At the Chocolat Bar in Boise, Kristi Echols-Preston and Chris Preston make chocolate with flavor twists, such as white chocolate lemon lavender almond bark.(Andy DeLuce)
The exterior of Idaho’s State Capitol in Boise is made of hard sandstone quarried from nearby Table Rock.(Angela Frucci)
The interior of the dome of Idaho’s State Capitol in Boise has thirteen large stars and 43 smaller stars for Idaho’s admission as 43rd state in 1890.(Angela Frucci)
Fork Restaurant’s signature farm-to-fork fare includes a cast-iron buttermilk fried chicken and cheddar waffle.(Fork Restaurant)
The Modern Hotel and Bar is a transformed Travelodge with inventive cocktails and a restaurant that showcases locally sourced ingredients.(Modern Hotel and Bar)
Oh, beloved Boise, or Boy-C, as the locals pronounce it. Spend a weekend in this rapidly changing Idaho city and you realize why its downtown has been rated as among the top 10 in the U.S. It also features cultural attractions such as the Basque Block and the Boise Philharmonic, and it’s minutes (not hours) to hiking and biking trails. My friend and I hit Boise this spring, finding a surprisingly sophisticated, expanding food and microbrewery scene, making this chill Northwestern town of sandstone and green open spaces a nice weekend (or longer) destination. The tab: We spent about $400, including $208 for one night at the Modern Hotel, about $60 at the Modern Bar and $58 for two at Fork Restaurant. From LAX, Southwest, United and Delta offer nonstop flights (about three hours and 20 minutes) to Boise for about $284 round trip.
A former Travelodge transformed into a Boise boutique, the Modern Hotel & Bar (1314 W. Grove St.;  424-8244, www.themodernhotel.com; rooms for two from about $120 in summer) has enough Midcentury vibe to make Don Draper comfortable. We found Zen-ly tidy rooms with crisp white sheets, and enjoyed eating in the Modern Bar, where its talented chef showcases local and seasonal hors d’oeuvres and cocktails that can be enjoyed glamp-style by the Modern’s outdoor fire pits.
With our stomachs leading the way, we stormed into Fork Restaurant (199 N. 8th St.;  287-1700, www.boisefork.com), where foodies indulge in the kitchen’s signature farm-to-fork fare. Most menu items have some component that’s either locally grown or produced in the Northwest, such as a delicious buttermilk fried chicken and cheddar waffle (Tuesdays only) with local Ballard cheese and orange Idaho honey butter. The Urban Burger, a shameless blend of brisket and ground sirloin, paired perfectly with Cinder’s 2012 Tempranillo, which sources grapes from nearby Snake River Valley.

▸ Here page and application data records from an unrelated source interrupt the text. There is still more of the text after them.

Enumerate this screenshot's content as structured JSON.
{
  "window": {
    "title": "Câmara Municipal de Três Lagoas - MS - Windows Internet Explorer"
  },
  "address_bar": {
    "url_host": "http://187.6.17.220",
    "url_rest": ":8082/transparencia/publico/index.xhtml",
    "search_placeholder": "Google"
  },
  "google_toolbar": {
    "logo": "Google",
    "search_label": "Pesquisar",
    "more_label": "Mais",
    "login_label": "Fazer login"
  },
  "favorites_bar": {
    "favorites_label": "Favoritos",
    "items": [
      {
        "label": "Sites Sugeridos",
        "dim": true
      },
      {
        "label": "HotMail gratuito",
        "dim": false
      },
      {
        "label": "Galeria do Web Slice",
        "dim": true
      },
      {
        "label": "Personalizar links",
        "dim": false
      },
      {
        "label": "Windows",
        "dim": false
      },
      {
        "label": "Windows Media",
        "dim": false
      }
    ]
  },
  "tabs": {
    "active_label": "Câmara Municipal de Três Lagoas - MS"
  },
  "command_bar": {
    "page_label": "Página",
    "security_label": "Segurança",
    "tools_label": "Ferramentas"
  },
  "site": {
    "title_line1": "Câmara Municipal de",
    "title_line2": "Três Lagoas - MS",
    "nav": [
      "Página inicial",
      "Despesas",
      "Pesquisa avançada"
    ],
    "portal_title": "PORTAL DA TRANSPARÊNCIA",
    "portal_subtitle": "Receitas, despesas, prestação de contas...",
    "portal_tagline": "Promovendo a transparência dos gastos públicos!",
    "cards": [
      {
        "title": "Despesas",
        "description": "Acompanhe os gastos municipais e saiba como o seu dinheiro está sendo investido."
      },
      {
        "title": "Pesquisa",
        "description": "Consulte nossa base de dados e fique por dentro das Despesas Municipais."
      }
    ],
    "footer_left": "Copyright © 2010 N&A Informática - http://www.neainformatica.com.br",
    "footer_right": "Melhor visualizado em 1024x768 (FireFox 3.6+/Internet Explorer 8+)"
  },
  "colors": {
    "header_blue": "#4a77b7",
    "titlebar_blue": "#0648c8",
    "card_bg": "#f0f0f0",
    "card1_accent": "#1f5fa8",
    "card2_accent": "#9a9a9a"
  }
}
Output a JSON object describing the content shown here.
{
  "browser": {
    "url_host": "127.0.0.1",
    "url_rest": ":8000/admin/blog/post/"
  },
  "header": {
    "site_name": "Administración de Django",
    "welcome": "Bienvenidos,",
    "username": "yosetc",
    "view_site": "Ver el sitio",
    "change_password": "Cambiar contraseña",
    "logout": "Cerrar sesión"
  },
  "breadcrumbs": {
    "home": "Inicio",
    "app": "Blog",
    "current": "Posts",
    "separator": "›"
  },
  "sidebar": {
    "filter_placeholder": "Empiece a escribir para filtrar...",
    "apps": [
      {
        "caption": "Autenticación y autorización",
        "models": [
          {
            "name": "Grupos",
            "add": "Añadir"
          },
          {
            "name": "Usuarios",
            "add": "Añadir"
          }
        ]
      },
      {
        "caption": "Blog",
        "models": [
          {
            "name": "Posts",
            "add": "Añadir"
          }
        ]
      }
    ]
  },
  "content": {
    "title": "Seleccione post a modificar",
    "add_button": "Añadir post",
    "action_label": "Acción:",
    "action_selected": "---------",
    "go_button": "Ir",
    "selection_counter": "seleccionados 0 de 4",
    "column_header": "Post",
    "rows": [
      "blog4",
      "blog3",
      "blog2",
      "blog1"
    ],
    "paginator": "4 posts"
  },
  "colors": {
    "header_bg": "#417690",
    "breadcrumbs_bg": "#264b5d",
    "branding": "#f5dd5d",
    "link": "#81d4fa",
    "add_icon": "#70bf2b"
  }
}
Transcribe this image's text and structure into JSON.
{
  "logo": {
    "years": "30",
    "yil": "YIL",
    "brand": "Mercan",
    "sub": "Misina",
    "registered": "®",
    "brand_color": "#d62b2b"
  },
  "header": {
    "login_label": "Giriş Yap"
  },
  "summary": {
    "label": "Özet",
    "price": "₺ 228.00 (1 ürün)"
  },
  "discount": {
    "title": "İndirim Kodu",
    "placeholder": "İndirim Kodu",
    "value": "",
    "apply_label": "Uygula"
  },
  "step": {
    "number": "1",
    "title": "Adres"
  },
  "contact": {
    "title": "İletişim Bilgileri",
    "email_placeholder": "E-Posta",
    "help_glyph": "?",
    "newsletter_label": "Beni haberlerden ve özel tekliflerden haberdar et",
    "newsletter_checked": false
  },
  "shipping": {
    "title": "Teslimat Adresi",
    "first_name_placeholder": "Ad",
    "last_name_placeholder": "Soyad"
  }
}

On our way to the state capitol in the heart of downtown Boise, we sampled chocolate marvels at the Chocolat Bar (805 W. Bannock St.;  338-7771, www.thechocolatbar.com). Though the company blends its own dark chocolate, we were smitten with its white chocolate lemon lavender almond bark and dark chocolate red chili pistachio bark.
The lesson learned
Boise has two fine farmers markets, which confused us, because they are a stone’s throw from each other in downtown. The Capital City Public Market and Boise Farmers Market open Saturday mornings and continue until about 1p.m. (seasonally); the former is a bit more arts and crafts, the latter more traditional.